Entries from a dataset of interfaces
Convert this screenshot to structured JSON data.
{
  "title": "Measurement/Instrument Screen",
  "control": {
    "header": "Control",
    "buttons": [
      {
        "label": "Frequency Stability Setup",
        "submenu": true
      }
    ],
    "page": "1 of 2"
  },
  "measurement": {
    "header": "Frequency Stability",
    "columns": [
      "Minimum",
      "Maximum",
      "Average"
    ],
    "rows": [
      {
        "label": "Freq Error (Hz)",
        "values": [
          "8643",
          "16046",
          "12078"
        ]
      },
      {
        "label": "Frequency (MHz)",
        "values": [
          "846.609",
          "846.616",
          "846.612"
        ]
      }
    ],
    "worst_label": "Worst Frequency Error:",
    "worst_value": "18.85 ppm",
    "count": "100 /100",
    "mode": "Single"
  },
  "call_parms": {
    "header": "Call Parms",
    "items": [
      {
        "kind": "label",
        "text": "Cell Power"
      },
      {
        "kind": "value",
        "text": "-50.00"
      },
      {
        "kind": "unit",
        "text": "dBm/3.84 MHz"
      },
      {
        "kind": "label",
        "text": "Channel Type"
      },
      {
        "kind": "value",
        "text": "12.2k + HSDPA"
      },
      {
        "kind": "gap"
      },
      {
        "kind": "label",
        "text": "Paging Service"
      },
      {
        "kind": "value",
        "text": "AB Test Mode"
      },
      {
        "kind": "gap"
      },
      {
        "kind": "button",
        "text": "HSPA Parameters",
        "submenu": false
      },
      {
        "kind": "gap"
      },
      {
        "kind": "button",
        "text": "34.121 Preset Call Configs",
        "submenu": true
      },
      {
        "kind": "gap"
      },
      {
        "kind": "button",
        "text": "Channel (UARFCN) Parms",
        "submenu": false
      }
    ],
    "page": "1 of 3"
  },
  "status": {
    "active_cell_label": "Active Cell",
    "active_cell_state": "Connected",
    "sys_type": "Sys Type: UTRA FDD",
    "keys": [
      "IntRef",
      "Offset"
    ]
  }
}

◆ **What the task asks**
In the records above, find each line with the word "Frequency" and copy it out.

◆ **Result of the task**
        "label": "Frequency Stability Setup",
    "header": "Frequency Stability",
        "label": "Frequency (MHz)",
    "worst_label": "Worst Frequency Error:",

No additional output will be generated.